# Task brief
Print the entries in full, word for word, but not the pictures.

================================

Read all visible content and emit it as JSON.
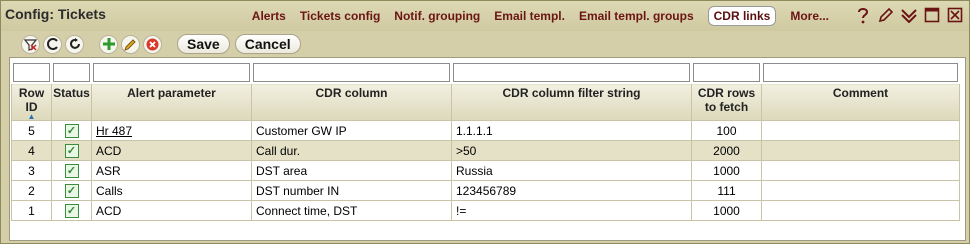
{
  "window": {
    "title": "Config: Tickets"
  },
  "tabs": [
    {
      "label": "Alerts",
      "active": false
    },
    {
      "label": "Tickets config",
      "active": false
    },
    {
      "label": "Notif. grouping",
      "active": false
    },
    {
      "label": "Email templ.",
      "active": false
    },
    {
      "label": "Email templ. groups",
      "active": false
    },
    {
      "label": "CDR links",
      "active": true
    },
    {
      "label": "More...",
      "active": false
    }
  ],
  "toolbar": {
    "save_label": "Save",
    "cancel_label": "Cancel"
  },
  "table": {
    "columns": [
      {
        "key": "row_id",
        "label": "Row ID"
      },
      {
        "key": "status",
        "label": "Status"
      },
      {
        "key": "alert_parameter",
        "label": "Alert parameter"
      },
      {
        "key": "cdr_column",
        "label": "CDR column"
      },
      {
        "key": "cdr_filter",
        "label": "CDR column filter string"
      },
      {
        "key": "cdr_rows",
        "label": "CDR rows to fetch"
      },
      {
        "key": "comment",
        "label": "Comment"
      }
    ],
    "rows": [
      {
        "row_id": "5",
        "status": "checked",
        "alert_parameter": "Hr 487",
        "cdr_column": "Customer GW IP",
        "cdr_filter": "1.1.1.1",
        "cdr_rows": "100",
        "comment": ""
      },
      {
        "row_id": "4",
        "status": "checked",
        "alert_parameter": "ACD",
        "cdr_column": "Call dur.",
        "cdr_filter": ">50",
        "cdr_rows": "2000",
        "comment": ""
      },
      {
        "row_id": "3",
        "status": "checked",
        "alert_parameter": "ASR",
        "cdr_column": "DST area",
        "cdr_filter": "Russia",
        "cdr_rows": "1000",
        "comment": ""
      },
      {
        "row_id": "2",
        "status": "checked",
        "alert_parameter": "Calls",
        "cdr_column": "DST number IN",
        "cdr_filter": "123456789",
        "cdr_rows": "111",
        "comment": ""
      },
      {
        "row_id": "1",
        "status": "checked",
        "alert_parameter": "ACD",
        "cdr_column": "Connect time, DST",
        "cdr_filter": "!=",
        "cdr_rows": "1000",
        "comment": ""
      }
    ]
  },
  "colors": {
    "tab_text": "#6b1414",
    "window_bg": "#d4cfa8",
    "alt_row": "#e4e1c6",
    "check_green": "#2f8a2f"
  }
}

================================

# Task response
Read all visible content and emit it as JSON.
{
  "window": {
    "title": "Config: Tickets"
  },
  "tabs": [
    {
      "label": "Alerts",
      "active": false
    },
    {
      "label": "Tickets config",
      "active": false
    },
    {
      "label": "Notif. grouping",
      "active": false
    },
    {
      "label": "Email templ.",
      "active": false
    },
    {
      "label": "Email templ. groups",
      "active": false
    },
    {
      "label": "CDR links",
      "active": true
    },
    {
      "label": "More...",
      "active": false
    }
  ],
  "toolbar": {
    "save_label": "Save",
    "cancel_label": "Cancel"
  },
  "table": {
    "columns": [
      {
        "key": "row_id",
        "label": "Row ID"
      },
      {
        "key": "status",
        "label": "Status"
      },
      {
        "key": "alert_parameter",
        "label": "Alert parameter"
      },
      {
        "key": "cdr_column",
        "label": "CDR column"
      },
      {
        "key": "cdr_filter",
        "label": "CDR column filter string"
      },
      {
        "key": "cdr_rows",
        "label": "CDR rows to fetch"
      },
      {
        "key": "comment",
        "label": "Comment"
      }
    ],
    "rows": [
      {
        "row_id": "5",
        "status": "checked",
        "alert_parameter": "Hr 487",
        "cdr_column": "Customer GW IP",
        "cdr_filter": "1.1.1.1",
        "cdr_rows": "100",
        "comment": ""
      },
      {
        "row_id": "4",
        "status": "checked",
        "alert_parameter": "ACD",
        "cdr_column": "Call dur.",
        "cdr_filter": ">50",
        "cdr_rows": "2000",
        "comment": ""
      },
      {
        "row_id": "3",
        "status": "checked",
        "alert_parameter": "ASR",
        "cdr_column": "DST area",
        "cdr_filter": "Russia",
        "cdr_rows": "1000",
        "comment": ""
      },
      {
        "row_id": "2",
        "status": "checked",
        "alert_parameter": "Calls",
        "cdr_column": "DST number IN",
        "cdr_filter": "123456789",
        "cdr_rows": "111",
        "comment": ""
      },
      {
        "row_id": "1",
        "status": "checked",
        "alert_parameter": "ACD",
        "cdr_column": "Connect time, DST",
        "cdr_filter": "!=",
        "cdr_rows": "1000",
        "comment": ""
      }
    ]
  },
  "colors": {
    "tab_text": "#6b1414",
    "window_bg": "#d4cfa8",
    "alt_row": "#e4e1c6",
    "check_green": "#2f8a2f"
  }
}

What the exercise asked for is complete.